> Provided information:
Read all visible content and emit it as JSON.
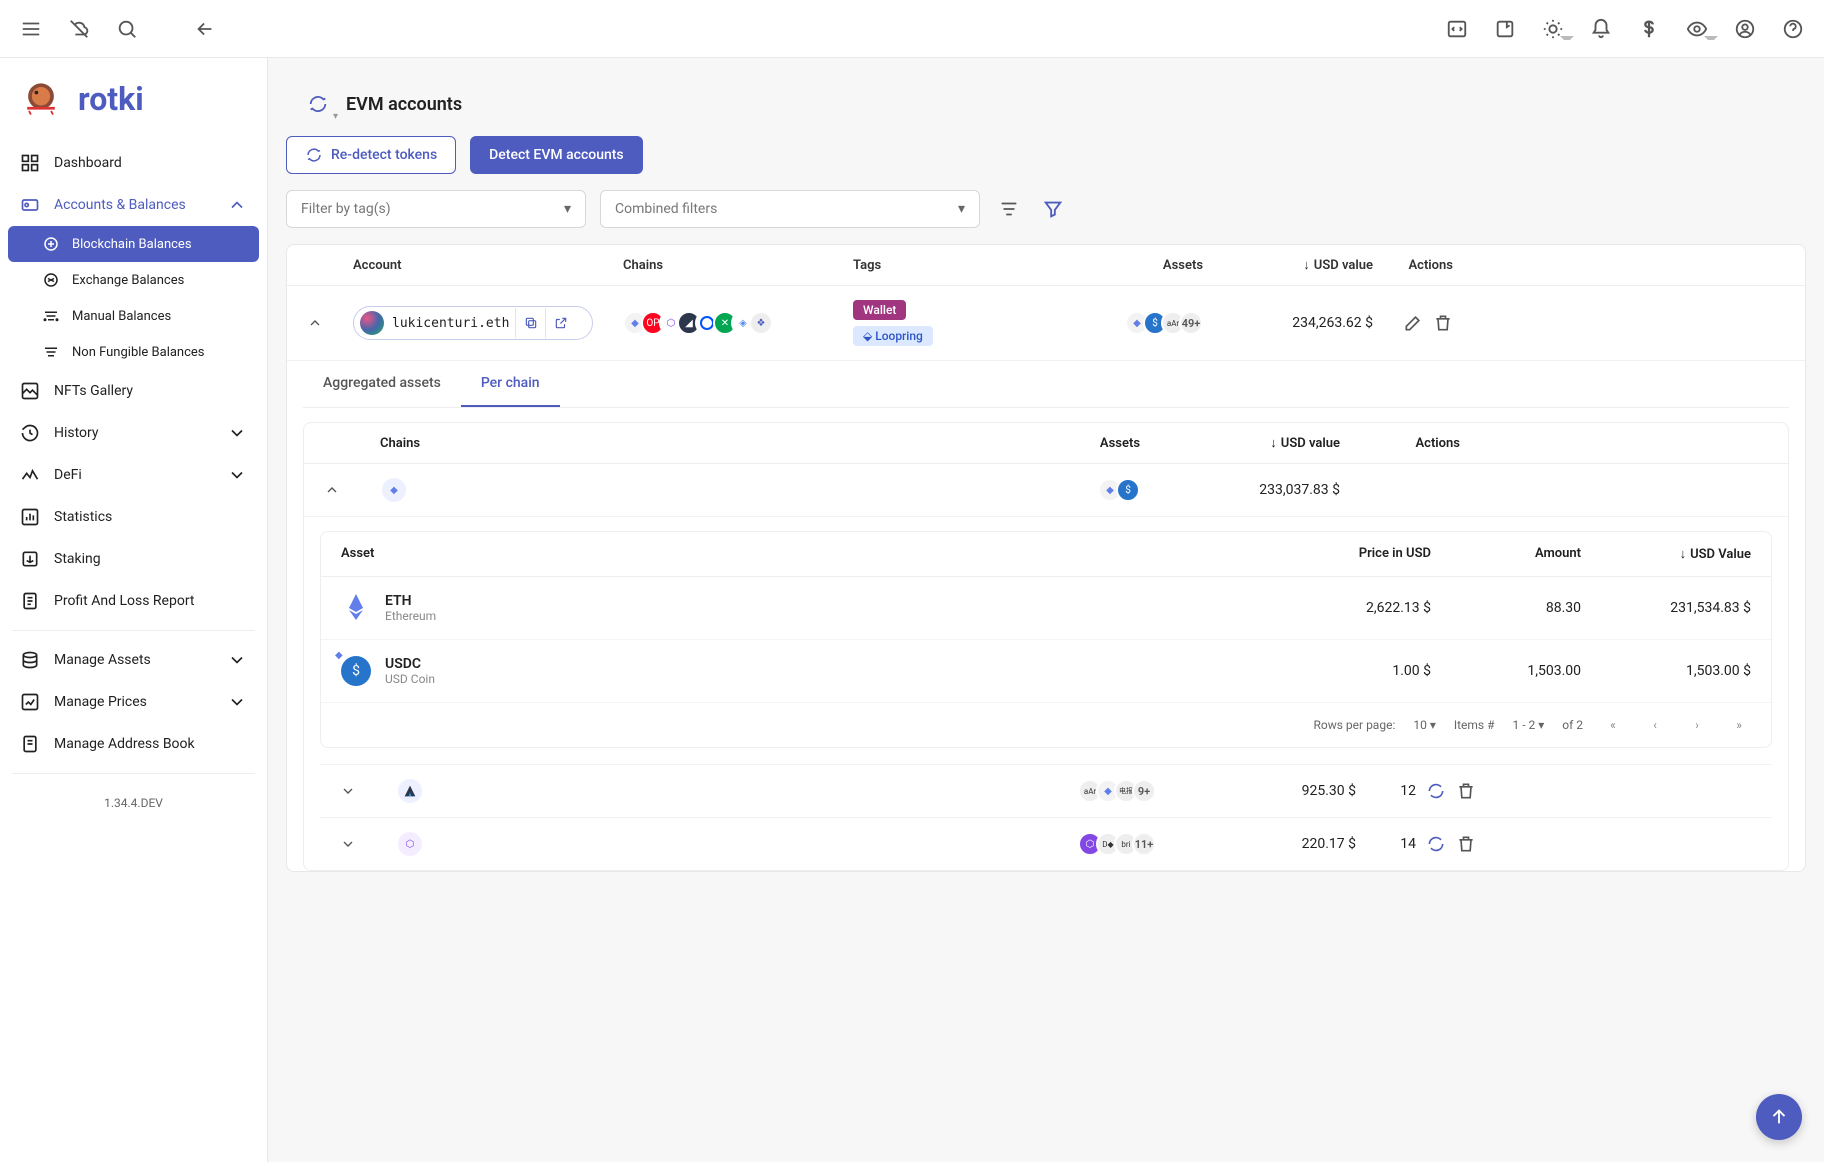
{
  "brand": "rotki",
  "version": "1.34.4.DEV",
  "page": {
    "title": "EVM accounts"
  },
  "buttons": {
    "redetect": "Re-detect tokens",
    "detect": "Detect EVM accounts"
  },
  "filters": {
    "tags_placeholder": "Filter by tag(s)",
    "combined_placeholder": "Combined filters"
  },
  "nav": {
    "dashboard": "Dashboard",
    "accounts": "Accounts & Balances",
    "blockchain": "Blockchain Balances",
    "exchange": "Exchange Balances",
    "manual": "Manual Balances",
    "nft_bal": "Non Fungible Balances",
    "nfts": "NFTs Gallery",
    "history": "History",
    "defi": "DeFi",
    "stats": "Statistics",
    "staking": "Staking",
    "pnl": "Profit And Loss Report",
    "manage_assets": "Manage Assets",
    "manage_prices": "Manage Prices",
    "address_book": "Manage Address Book"
  },
  "columns": {
    "account": "Account",
    "chains": "Chains",
    "tags": "Tags",
    "assets": "Assets",
    "usd": "USD value",
    "actions": "Actions",
    "asset": "Asset",
    "price": "Price in USD",
    "amount": "Amount",
    "usd_value": "USD Value"
  },
  "tabs": {
    "aggregated": "Aggregated assets",
    "per_chain": "Per chain"
  },
  "main_row": {
    "address": "lukicenturi.eth",
    "asset_more": "49+",
    "usd": "234,263.62 $",
    "tag_wallet": {
      "label": "Wallet",
      "bg": "#a1357f",
      "fg": "#ffffff"
    },
    "tag_loopring": {
      "label": "Loopring",
      "bg": "#dbe8ff",
      "fg": "#2d55c5"
    }
  },
  "chain_row": {
    "usd": "233,037.83 $"
  },
  "assets": [
    {
      "symbol": "ETH",
      "name": "Ethereum",
      "price": "2,622.13 $",
      "amount": "88.30",
      "value": "231,534.83 $"
    },
    {
      "symbol": "USDC",
      "name": "USD Coin",
      "price": "1.00 $",
      "amount": "1,503.00",
      "value": "1,503.00 $"
    }
  ],
  "pager": {
    "label": "Rows per page:",
    "per": "10",
    "items_label": "Items #",
    "range": "1 - 2",
    "of": "of 2"
  },
  "sub_rows": [
    {
      "more": "9+",
      "usd": "925.30 $",
      "count": "12"
    },
    {
      "more": "11+",
      "usd": "220.17 $",
      "count": "14"
    }
  ]
}
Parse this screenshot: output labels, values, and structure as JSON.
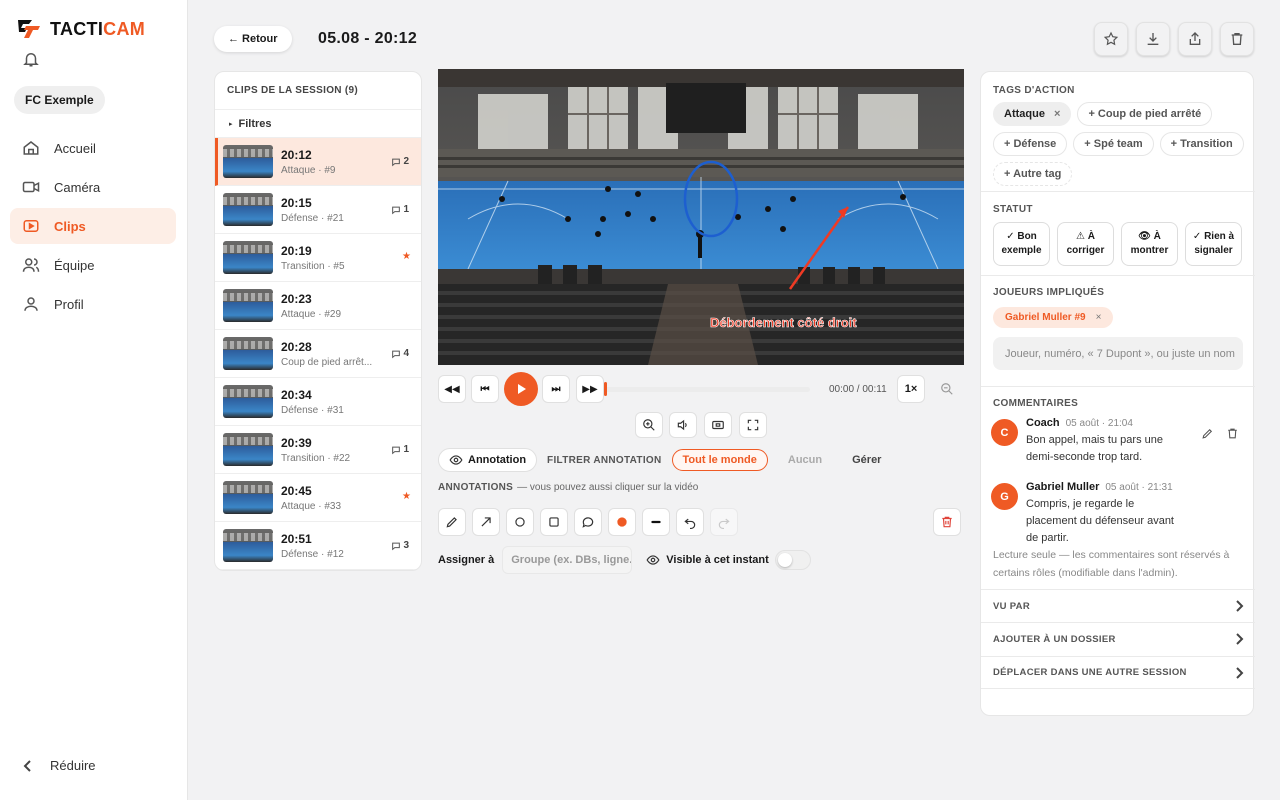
{
  "app": {
    "name_part1": "TACTI",
    "name_part2": "CAM",
    "club": "FC Exemple"
  },
  "nav": {
    "items": [
      {
        "label": "Accueil",
        "icon": "home-icon"
      },
      {
        "label": "Caméra",
        "icon": "camera-icon"
      },
      {
        "label": "Clips",
        "icon": "clips-icon",
        "active": true
      },
      {
        "label": "Équipe",
        "icon": "team-icon"
      },
      {
        "label": "Profil",
        "icon": "profile-icon"
      }
    ],
    "reduce_label": "Réduire"
  },
  "header": {
    "back_label": "← Retour",
    "title": "05.08 - 20:12"
  },
  "clips": {
    "title": "CLIPS DE LA SESSION (9)",
    "filters_label": "Filtres",
    "items": [
      {
        "time": "20:12",
        "sub": "Attaque · #9",
        "comments": "2"
      },
      {
        "time": "20:15",
        "sub": "Défense · #21",
        "comments": "1"
      },
      {
        "time": "20:19",
        "sub": "Transition · #5",
        "star": "★"
      },
      {
        "time": "20:23",
        "sub": "Attaque · #29"
      },
      {
        "time": "20:28",
        "sub": "Coup de pied arrêt...",
        "comments": "4"
      },
      {
        "time": "20:34",
        "sub": "Défense · #31"
      },
      {
        "time": "20:39",
        "sub": "Transition · #22",
        "comments": "1"
      },
      {
        "time": "20:45",
        "sub": "Attaque · #33",
        "star": "★"
      },
      {
        "time": "20:51",
        "sub": "Défense · #12",
        "comments": "3"
      }
    ]
  },
  "video": {
    "overlay_text": "Débordement côté droit"
  },
  "player": {
    "time": "00:00 / 00:11",
    "speed": "1×",
    "progress": 0
  },
  "annotation": {
    "toggle_label": "Annotation",
    "filter_label": "FILTRER ANNOTATION",
    "filter_all": "Tout le monde",
    "filter_none": "Aucun",
    "filter_manage": "Gérer",
    "hint_title": "ANNOTATIONS",
    "hint_text": "— vous pouvez aussi cliquer sur la vidéo",
    "assign_label": "Assigner à",
    "assign_placeholder": "Groupe (ex. DBs, ligne...)",
    "visible_label": "Visible à cet instant",
    "color": "#ef5a24"
  },
  "tags": {
    "title": "TAGS D'ACTION",
    "selected": "Attaque",
    "options": [
      "+ Coup de pied arrêté",
      "+ Défense",
      "+ Spé team",
      "+ Transition"
    ],
    "other": "+ Autre tag"
  },
  "status": {
    "title": "STATUT",
    "options": [
      {
        "l1": "✓ Bon",
        "l2": "exemple"
      },
      {
        "l1": "⚠ À",
        "l2": "corriger"
      },
      {
        "l1": "👁 À",
        "l2": "montrer"
      },
      {
        "l1": "✓ Rien à",
        "l2": "signaler"
      }
    ]
  },
  "players": {
    "title": "JOUEURS IMPLIQUÉS",
    "chip": "Gabriel Muller #9",
    "placeholder": "Joueur, numéro, « 7 Dupont », ou juste un nom"
  },
  "comments": {
    "title": "COMMENTAIRES",
    "items": [
      {
        "initial": "C",
        "author": "Coach",
        "date": "05 août · 21:04",
        "body": "Bon appel, mais tu pars une demi-seconde trop tard."
      },
      {
        "initial": "G",
        "author": "Gabriel Muller",
        "date": "05 août · 21:31",
        "body": "Compris, je regarde le placement du défenseur avant de partir."
      }
    ],
    "readonly": "Lecture seule — les commentaires sont réservés à certains rôles (modifiable dans l'admin)."
  },
  "links": {
    "seen_by": "VU PAR",
    "add_folder": "AJOUTER À UN DOSSIER",
    "move_session": "DÉPLACER DANS UNE AUTRE SESSION"
  },
  "colors": {
    "accent": "#ef5a24",
    "accent_bg": "#fde8de"
  }
}
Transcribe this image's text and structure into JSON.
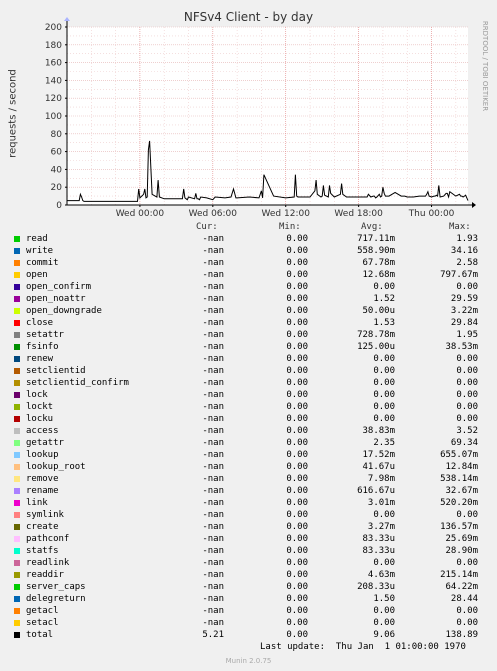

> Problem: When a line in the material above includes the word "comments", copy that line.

> Completed exercise:
        "comments": "2"
        "comments": "1"
        "comments": "4"
        "comments": "1"
        "comments": "3"
  "comments": {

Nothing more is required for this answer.